24. Baldur's Gate II: Enhanced Edition (BioWare/Beamdog Software, 2013)

Probably the best-known and beloved of the Infinity Engine games, and it isn't hard to see why - the game has a ton to offer with its 60+ playable classes, a great storyline with some very memorable characters (all of whom have their own questlines) and just some downright frantic combat, putting the high challenge of D&D into a game with plenty of creative tactics.  It can get frustrating at times with overpowered enemies that all but require using engine exploits to succeed (Beholders and Illithids in general) but as far as RPG experiences go, this is one of the best you're likely to find for D&D games.  As well as BioWare's best game by far.

23. Torchlight II (Runic Games, 2012)

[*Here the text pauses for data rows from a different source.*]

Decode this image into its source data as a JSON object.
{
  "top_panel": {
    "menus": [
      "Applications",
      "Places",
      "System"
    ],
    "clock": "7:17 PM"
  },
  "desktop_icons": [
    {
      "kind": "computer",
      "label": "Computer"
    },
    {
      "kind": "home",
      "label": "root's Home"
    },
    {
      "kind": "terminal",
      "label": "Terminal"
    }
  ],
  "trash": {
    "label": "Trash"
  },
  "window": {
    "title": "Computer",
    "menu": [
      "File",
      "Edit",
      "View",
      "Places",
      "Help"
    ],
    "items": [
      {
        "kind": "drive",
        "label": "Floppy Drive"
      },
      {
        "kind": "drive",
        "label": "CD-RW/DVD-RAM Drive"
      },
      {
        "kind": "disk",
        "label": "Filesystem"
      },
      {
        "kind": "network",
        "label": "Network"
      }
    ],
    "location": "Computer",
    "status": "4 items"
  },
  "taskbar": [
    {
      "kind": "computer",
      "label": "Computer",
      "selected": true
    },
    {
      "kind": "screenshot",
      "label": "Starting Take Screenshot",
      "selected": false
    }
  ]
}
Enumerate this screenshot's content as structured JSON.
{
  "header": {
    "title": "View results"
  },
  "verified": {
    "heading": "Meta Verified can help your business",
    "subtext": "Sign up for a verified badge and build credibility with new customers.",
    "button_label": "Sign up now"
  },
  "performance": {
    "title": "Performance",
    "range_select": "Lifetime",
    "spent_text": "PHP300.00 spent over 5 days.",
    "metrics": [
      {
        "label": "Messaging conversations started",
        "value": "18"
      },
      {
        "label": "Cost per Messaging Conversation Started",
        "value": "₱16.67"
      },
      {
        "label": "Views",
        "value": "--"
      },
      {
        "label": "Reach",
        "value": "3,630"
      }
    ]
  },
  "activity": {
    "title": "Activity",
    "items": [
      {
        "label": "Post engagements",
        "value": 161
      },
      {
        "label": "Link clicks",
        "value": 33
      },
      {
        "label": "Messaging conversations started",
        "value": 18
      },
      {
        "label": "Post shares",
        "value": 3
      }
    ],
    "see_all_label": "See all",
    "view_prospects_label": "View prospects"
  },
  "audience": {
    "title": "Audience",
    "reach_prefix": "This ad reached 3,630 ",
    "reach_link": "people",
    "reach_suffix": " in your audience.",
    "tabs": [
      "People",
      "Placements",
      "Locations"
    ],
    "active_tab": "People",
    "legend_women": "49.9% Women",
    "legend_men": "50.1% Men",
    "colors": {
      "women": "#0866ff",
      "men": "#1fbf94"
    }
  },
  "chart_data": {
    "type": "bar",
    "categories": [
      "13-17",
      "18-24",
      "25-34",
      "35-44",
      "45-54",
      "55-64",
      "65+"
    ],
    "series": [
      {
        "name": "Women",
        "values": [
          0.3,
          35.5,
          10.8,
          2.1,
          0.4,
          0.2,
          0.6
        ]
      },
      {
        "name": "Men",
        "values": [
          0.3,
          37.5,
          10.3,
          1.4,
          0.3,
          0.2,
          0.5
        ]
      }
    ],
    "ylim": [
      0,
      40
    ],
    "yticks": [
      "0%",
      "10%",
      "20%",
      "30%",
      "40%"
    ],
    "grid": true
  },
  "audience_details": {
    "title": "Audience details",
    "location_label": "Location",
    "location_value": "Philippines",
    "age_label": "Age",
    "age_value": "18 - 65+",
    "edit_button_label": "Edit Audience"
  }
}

There are quite a few Diablo-styled action roguelikes on the PC, but the one that takes the genre to perfection in my book is Torchlight II.  Created by a team partly made up of former Blizzard North (Diablo I) staff, Torchlight 2 takes everything that made Diablo a hit and cranks it up to eleven.  Combat is fast and frantic, the four playable classes in the game can be customized in any way the player wishes, and online multiplayer (sorely missing from the first game) is now back in full force.  The game even has full support for player mods which can even be used in online games, though all players must have the same set of mods installed in order to play together.  Some other clever tweaks, like each player finding separate loot drops and being able to send your pet back to town with a haul of items to trade in for cash or potions, also make sure that the action remains constant throughout.  Torchlight II is pure fun.

22. Worms: Armageddon (Team-17, 1999)


Just one game in the long-running Worms turn-based warfare strategy series, and the one widely regarded as the best in the franchise.  Unlike many of its sequels, it gives players the option to have teams larger than four worms (six or eight, depending on the number of players in the game), allows for custom team voices and terrain to be imported and has just the right blend of weapons, gadgets and options to make for lengthy, yet engaging online battles - from airstrikes to poisonous skunks to jflamethrowers to Street Fighter style martial arts, you won't be wanting for ways to lay down the pain.  Not to mention that it's always more fun dropping a concrete donkey on a bigger group than a smaller one, of course.  A standout in the turn-based artillery combat genre.

21. Might and Magic IV/V: World of Xeen (New World Computing, 1993)

Might and Magic is a  highly regarded franchise among PC gamers, mixing puzzle-solving, dungeon crawling and humor together to great effect.  Might and Magic III was the first to really reinvent the series, retaining the same classic first-person, turn-based gameplay but streamlining it in a number of ways - a cleverly designed graphical HUD that conveys all the information you need to stay on top of the action, a keyword-based loot system that would later be used in games like Diablo, and of course plenty of areas to explore, loot to find, puzzles to solve and a huge variety of monsters to battle both up-close and at range.  Xeen (comprised of parts 4 and 5) took things even further, combine two games into one huge adventure and adding in CD-based music, voiceover and animation to deliver an experience that looked and sounded great, played well and was amazingly fun.  Proof that dungeon crawlers could provide a ton of cerebral content while still retaining a fast pace and an impressive presentation.